→ **What to work on**
A single number is the answer here: the count of lines in the records below in which the word "class" appears.

[Information given — start]

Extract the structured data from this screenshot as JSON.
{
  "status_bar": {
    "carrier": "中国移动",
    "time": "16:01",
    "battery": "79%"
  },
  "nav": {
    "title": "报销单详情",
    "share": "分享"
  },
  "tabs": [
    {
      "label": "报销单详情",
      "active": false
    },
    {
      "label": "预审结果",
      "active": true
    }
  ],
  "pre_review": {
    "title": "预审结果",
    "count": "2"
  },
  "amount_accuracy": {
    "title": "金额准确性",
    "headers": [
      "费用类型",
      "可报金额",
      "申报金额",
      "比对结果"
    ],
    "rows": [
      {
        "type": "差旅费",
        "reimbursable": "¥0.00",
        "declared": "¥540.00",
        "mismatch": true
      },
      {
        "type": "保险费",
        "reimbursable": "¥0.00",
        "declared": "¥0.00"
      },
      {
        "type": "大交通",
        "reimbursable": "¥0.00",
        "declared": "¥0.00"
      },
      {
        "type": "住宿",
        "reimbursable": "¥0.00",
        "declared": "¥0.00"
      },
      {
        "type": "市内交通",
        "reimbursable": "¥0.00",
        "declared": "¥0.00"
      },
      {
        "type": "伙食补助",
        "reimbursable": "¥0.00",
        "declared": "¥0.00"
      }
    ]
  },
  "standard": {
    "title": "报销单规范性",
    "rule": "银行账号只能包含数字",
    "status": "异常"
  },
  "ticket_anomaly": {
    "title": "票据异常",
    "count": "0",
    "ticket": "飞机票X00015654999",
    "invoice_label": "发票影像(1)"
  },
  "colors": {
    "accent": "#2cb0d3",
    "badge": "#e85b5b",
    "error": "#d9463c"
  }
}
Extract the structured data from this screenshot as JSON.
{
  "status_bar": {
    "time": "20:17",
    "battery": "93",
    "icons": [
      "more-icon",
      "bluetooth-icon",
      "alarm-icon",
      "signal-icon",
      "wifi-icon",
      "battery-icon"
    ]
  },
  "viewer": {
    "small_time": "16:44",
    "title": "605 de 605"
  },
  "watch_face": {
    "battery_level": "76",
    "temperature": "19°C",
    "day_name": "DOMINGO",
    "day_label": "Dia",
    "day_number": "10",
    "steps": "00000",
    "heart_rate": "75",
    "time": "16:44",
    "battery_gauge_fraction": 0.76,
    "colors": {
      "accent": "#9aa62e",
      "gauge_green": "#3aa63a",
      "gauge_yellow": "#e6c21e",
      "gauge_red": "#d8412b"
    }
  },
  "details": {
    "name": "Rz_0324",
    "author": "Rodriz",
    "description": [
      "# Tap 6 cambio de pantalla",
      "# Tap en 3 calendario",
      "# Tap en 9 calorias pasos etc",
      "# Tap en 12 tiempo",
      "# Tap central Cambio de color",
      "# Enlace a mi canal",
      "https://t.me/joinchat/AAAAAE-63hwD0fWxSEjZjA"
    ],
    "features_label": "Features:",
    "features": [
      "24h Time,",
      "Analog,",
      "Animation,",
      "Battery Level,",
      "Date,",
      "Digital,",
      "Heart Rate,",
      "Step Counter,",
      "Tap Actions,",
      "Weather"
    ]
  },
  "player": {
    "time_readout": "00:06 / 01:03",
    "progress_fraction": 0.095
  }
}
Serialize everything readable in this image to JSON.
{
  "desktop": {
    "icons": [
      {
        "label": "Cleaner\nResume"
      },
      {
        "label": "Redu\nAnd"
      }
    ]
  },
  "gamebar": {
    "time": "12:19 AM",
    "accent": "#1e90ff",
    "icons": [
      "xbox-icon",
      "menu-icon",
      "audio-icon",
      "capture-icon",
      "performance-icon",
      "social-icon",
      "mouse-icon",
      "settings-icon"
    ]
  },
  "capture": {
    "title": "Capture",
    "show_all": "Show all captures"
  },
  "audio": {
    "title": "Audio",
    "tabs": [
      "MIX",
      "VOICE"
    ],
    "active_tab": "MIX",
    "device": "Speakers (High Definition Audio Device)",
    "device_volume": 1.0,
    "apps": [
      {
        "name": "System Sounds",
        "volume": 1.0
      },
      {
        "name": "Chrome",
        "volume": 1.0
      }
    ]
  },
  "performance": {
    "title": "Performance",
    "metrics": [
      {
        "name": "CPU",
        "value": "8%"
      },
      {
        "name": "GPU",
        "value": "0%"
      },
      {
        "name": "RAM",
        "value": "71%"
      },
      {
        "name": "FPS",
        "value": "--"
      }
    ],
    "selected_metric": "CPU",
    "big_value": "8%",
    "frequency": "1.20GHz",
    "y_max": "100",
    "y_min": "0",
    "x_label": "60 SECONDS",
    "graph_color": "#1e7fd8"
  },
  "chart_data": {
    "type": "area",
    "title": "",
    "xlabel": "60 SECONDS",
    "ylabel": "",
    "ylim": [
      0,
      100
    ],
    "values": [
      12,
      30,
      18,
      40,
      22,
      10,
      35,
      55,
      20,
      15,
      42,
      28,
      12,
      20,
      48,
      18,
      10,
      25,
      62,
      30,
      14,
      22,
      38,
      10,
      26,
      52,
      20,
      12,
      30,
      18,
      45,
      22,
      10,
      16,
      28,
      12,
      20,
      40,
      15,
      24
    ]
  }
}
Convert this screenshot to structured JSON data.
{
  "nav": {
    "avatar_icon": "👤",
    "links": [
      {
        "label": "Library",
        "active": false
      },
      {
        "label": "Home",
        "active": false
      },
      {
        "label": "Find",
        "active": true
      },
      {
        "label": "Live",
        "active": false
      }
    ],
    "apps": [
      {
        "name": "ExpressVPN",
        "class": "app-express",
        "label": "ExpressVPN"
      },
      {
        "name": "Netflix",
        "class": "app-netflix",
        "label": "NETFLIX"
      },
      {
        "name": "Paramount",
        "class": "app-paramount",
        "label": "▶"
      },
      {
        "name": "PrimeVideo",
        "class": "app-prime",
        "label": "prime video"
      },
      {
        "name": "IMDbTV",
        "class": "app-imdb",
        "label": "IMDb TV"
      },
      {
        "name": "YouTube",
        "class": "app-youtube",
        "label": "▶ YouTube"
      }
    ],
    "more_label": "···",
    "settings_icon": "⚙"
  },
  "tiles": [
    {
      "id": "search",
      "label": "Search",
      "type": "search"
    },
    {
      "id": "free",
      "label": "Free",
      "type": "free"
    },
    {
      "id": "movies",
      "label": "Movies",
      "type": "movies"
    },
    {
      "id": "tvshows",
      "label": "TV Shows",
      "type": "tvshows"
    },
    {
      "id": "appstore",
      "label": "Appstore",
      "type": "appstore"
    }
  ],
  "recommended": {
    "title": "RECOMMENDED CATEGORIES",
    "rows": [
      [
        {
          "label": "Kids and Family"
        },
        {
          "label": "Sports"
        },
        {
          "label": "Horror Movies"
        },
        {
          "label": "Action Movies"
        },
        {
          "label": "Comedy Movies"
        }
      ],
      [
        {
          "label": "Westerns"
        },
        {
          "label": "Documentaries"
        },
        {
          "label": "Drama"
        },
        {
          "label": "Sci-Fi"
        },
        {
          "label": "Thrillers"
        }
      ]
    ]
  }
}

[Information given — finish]

→ **Solution for this problem**
6